WHAT IS REQUIRED - From the first line to the last, print the records exactly.

STUDY MATERIAL -
■ ■ ■

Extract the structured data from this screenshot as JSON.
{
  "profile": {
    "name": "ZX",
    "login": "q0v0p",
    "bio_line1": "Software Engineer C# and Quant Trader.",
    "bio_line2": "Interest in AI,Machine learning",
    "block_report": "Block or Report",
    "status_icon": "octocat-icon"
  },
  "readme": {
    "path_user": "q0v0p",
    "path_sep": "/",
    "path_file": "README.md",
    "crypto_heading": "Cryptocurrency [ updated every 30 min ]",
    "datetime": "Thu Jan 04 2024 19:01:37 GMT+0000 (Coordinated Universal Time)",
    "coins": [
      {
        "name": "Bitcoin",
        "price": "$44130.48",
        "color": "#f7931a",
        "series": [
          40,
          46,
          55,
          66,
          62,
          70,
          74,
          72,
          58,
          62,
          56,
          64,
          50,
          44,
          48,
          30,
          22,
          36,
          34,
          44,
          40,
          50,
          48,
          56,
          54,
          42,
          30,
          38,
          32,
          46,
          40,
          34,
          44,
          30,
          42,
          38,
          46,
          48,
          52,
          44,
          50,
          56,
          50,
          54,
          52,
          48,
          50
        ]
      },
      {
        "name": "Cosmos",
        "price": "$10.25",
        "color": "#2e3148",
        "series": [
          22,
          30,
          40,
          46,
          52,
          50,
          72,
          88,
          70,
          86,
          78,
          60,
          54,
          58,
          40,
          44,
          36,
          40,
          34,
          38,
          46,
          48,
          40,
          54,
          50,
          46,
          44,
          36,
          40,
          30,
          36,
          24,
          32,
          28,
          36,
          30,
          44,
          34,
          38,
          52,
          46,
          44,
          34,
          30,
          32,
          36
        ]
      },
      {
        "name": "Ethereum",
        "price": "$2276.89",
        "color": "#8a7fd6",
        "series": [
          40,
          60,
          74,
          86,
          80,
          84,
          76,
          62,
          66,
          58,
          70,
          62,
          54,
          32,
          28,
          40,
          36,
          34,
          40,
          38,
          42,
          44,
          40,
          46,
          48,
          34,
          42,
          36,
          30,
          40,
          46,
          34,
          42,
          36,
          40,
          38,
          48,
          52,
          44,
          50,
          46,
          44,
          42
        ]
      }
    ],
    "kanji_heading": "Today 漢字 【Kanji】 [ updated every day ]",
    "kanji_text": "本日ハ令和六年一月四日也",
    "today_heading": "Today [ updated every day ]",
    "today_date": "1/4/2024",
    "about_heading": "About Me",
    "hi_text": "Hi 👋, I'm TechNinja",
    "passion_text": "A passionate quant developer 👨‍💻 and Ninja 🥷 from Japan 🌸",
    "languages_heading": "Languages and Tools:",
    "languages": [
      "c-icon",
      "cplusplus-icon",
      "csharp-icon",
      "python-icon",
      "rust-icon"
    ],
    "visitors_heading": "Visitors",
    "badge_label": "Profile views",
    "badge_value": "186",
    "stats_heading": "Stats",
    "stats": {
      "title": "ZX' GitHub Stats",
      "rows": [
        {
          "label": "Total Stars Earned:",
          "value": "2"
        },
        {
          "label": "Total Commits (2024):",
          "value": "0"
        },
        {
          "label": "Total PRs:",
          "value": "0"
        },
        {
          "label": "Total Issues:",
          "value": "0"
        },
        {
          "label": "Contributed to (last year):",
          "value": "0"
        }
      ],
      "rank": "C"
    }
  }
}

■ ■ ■

OUTPUT OF THE TASK -
Extract the structured data from this screenshot as JSON.
{
  "profile": {
    "name": "ZX",
    "login": "q0v0p",
    "bio_line1": "Software Engineer C# and Quant Trader.",
    "bio_line2": "Interest in AI,Machine learning",
    "block_report": "Block or Report",
    "status_icon": "octocat-icon"
  },
  "readme": {
    "path_user": "q0v0p",
    "path_sep": "/",
    "path_file": "README.md",
    "crypto_heading": "Cryptocurrency [ updated every 30 min ]",
    "datetime": "Thu Jan 04 2024 19:01:37 GMT+0000 (Coordinated Universal Time)",
    "coins": [
      {
        "name": "Bitcoin",
        "price": "$44130.48",
        "color": "#f7931a",
        "series": [
          40,
          46,
          55,
          66,
          62,
          70,
          74,
          72,
          58,
          62,
          56,
          64,
          50,
          44,
          48,
          30,
          22,
          36,
          34,
          44,
          40,
          50,
          48,
          56,
          54,
          42,
          30,
          38,
          32,
          46,
          40,
          34,
          44,
          30,
          42,
          38,
          46,
          48,
          52,
          44,
          50,
          56,
          50,
          54,
          52,
          48,
          50
        ]
      },
      {
        "name": "Cosmos",
        "price": "$10.25",
        "color": "#2e3148",
        "series": [
          22,
          30,
          40,
          46,
          52,
          50,
          72,
          88,
          70,
          86,
          78,
          60,
          54,
          58,
          40,
          44,
          36,
          40,
          34,
          38,
          46,
          48,
          40,
          54,
          50,
          46,
          44,
          36,
          40,
          30,
          36,
          24,
          32,
          28,
          36,
          30,
          44,
          34,
          38,
          52,
          46,
          44,
          34,
          30,
          32,
          36
        ]
      },
      {
        "name": "Ethereum",
        "price": "$2276.89",
        "color": "#8a7fd6",
        "series": [
          40,
          60,
          74,
          86,
          80,
          84,
          76,
          62,
          66,
          58,
          70,
          62,
          54,
          32,
          28,
          40,
          36,
          34,
          40,
          38,
          42,
          44,
          40,
          46,
          48,
          34,
          42,
          36,
          30,
          40,
          46,
          34,
          42,
          36,
          40,
          38,
          48,
          52,
          44,
          50,
          46,
          44,
          42
        ]
      }
    ],
    "kanji_heading": "Today 漢字 【Kanji】 [ updated every day ]",
    "kanji_text": "本日ハ令和六年一月四日也",
    "today_heading": "Today [ updated every day ]",
    "today_date": "1/4/2024",
    "about_heading": "About Me",
    "hi_text": "Hi 👋, I'm TechNinja",
    "passion_text": "A passionate quant developer 👨‍💻 and Ninja 🥷 from Japan 🌸",
    "languages_heading": "Languages and Tools:",
    "languages": [
      "c-icon",
      "cplusplus-icon",
      "csharp-icon",
      "python-icon",
      "rust-icon"
    ],
    "visitors_heading": "Visitors",
    "badge_label": "Profile views",
    "badge_value": "186",
    "stats_heading": "Stats",
    "stats": {
      "title": "ZX' GitHub Stats",
      "rows": [
        {
          "label": "Total Stars Earned:",
          "value": "2"
        },
        {
          "label": "Total Commits (2024):",
          "value": "0"
        },
        {
          "label": "Total PRs:",
          "value": "0"
        },
        {
          "label": "Total Issues:",
          "value": "0"
        },
        {
          "label": "Contributed to (last year):",
          "value": "0"
        }
      ],
      "rank": "C"
    }
  }
}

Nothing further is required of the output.